*** Provided information Section Begins ***

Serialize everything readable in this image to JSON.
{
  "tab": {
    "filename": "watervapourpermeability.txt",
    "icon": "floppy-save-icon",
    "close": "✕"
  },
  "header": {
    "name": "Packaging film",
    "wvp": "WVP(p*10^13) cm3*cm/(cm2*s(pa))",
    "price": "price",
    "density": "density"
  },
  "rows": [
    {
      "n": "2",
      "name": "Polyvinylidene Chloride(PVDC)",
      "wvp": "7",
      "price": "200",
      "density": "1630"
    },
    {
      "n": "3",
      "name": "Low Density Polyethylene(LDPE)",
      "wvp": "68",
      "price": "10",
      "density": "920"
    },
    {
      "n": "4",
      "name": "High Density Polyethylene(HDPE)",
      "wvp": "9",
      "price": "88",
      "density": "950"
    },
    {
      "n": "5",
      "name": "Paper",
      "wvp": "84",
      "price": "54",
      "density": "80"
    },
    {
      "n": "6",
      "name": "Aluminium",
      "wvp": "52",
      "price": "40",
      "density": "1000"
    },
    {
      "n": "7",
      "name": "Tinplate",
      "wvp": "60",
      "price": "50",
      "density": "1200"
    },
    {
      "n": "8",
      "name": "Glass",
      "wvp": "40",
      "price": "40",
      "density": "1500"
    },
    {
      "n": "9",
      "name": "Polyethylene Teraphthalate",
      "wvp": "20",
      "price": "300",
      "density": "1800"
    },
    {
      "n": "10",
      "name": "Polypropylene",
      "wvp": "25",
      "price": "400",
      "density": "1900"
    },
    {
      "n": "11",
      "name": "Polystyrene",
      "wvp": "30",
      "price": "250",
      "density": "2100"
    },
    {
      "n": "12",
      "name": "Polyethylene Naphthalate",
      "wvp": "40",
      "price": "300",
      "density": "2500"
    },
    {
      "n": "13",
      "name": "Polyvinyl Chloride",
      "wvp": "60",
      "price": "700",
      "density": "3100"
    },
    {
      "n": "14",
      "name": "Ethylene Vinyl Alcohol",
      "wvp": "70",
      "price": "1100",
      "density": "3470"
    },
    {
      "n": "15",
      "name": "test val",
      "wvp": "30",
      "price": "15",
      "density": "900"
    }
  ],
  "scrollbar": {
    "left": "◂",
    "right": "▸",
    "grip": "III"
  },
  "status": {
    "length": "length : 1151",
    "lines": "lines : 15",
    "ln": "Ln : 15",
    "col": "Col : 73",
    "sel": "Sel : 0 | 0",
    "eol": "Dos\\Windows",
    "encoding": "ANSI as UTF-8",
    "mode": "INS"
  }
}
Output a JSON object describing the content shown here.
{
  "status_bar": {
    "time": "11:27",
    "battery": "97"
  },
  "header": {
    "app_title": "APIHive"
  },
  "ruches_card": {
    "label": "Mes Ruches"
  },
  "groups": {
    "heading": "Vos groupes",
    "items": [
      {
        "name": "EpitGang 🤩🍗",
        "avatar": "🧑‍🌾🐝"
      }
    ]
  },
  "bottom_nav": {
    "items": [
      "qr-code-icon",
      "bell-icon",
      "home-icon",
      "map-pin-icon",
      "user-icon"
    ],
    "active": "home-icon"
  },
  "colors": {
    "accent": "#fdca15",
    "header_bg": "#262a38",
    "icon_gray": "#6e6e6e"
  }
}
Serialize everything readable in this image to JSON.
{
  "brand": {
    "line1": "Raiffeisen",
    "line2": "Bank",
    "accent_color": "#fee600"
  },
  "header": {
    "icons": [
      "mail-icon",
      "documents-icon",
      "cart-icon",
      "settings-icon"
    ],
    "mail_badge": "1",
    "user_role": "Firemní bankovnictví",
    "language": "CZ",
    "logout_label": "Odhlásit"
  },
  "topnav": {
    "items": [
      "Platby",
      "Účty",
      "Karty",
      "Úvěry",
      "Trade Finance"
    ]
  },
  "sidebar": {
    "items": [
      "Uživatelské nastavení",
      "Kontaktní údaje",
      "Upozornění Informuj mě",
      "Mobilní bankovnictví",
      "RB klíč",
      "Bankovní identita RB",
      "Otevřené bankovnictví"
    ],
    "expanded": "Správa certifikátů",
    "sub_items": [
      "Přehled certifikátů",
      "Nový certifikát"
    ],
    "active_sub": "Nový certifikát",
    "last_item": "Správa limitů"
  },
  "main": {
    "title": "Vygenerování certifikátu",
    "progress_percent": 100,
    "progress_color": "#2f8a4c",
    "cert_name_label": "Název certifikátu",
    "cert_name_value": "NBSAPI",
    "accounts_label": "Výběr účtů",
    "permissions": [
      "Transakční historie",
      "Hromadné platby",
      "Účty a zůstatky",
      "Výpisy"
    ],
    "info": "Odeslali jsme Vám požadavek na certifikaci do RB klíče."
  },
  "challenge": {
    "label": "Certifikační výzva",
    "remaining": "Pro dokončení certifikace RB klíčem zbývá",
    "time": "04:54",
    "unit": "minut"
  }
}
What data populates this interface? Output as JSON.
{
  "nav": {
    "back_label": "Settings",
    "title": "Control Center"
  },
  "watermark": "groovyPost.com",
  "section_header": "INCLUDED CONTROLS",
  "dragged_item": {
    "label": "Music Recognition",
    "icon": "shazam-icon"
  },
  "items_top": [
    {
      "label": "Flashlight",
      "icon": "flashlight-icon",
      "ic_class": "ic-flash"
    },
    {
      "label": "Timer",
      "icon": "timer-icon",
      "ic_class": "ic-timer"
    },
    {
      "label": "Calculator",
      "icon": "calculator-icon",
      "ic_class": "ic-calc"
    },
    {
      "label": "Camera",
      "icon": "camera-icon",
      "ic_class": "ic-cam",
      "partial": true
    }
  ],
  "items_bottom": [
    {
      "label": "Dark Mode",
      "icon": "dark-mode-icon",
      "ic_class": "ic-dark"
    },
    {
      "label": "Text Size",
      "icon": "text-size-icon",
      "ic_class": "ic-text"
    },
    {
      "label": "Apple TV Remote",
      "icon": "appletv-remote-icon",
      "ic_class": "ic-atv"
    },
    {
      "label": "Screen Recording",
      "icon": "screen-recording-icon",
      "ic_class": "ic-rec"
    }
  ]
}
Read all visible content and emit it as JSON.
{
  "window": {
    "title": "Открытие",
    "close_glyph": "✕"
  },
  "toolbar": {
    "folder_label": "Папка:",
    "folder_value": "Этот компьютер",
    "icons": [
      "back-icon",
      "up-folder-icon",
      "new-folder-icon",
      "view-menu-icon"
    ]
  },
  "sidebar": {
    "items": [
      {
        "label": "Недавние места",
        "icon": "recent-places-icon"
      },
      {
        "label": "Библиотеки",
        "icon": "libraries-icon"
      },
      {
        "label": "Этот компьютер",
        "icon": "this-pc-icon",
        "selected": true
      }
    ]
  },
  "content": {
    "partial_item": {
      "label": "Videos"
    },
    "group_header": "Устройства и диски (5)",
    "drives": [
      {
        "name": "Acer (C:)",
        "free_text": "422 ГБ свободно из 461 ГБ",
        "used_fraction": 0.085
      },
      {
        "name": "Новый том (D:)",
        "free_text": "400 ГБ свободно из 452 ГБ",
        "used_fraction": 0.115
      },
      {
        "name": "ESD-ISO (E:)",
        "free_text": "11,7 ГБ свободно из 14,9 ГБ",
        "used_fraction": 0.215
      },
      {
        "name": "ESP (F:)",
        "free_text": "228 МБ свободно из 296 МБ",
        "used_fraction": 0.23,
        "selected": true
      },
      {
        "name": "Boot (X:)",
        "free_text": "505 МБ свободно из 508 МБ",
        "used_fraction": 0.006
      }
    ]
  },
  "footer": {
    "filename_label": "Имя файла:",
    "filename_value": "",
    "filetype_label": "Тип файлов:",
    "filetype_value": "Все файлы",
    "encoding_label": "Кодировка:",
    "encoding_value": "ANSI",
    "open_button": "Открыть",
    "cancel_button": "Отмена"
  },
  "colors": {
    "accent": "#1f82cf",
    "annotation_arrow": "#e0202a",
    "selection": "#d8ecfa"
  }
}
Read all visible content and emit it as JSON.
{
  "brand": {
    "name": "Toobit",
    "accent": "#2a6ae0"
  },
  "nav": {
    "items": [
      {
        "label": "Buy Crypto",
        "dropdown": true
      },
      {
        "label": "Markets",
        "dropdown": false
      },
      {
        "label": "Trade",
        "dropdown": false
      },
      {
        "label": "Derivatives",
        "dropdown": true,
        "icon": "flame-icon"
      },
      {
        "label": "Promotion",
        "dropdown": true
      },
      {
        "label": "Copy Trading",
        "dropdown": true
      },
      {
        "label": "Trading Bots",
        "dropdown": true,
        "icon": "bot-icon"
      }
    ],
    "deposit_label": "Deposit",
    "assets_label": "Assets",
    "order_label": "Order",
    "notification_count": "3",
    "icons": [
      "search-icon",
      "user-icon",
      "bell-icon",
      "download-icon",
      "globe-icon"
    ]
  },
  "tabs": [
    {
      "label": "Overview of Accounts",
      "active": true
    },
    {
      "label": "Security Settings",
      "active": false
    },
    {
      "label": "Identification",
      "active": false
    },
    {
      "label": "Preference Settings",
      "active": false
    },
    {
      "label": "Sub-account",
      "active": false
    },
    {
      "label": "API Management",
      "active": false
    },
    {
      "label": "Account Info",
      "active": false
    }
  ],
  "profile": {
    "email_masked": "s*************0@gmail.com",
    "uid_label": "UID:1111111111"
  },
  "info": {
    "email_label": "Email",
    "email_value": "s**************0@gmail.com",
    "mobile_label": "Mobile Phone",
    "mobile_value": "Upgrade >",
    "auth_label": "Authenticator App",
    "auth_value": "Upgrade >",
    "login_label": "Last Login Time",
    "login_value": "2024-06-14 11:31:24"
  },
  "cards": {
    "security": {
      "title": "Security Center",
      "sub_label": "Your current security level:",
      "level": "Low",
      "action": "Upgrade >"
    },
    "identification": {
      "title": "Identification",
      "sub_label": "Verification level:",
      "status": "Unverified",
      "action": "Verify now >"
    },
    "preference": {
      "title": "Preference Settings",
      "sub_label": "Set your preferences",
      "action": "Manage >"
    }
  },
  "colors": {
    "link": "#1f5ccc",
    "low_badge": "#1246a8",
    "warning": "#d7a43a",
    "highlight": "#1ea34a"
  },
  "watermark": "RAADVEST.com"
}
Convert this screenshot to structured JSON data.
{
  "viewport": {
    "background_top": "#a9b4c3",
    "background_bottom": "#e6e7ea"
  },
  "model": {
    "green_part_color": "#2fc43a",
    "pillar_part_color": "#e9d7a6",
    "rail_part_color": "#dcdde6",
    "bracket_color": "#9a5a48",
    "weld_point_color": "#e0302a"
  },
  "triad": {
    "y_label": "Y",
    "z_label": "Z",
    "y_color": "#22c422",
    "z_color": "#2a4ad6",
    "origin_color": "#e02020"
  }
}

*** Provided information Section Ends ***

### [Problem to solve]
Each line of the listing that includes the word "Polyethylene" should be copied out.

### [Task response]
      "name": "Low Density Polyethylene(LDPE)",
      "name": "High Density Polyethylene(HDPE)",
      "name": "Polyethylene Teraphthalate",
      "name": "Polyethylene Naphthalate",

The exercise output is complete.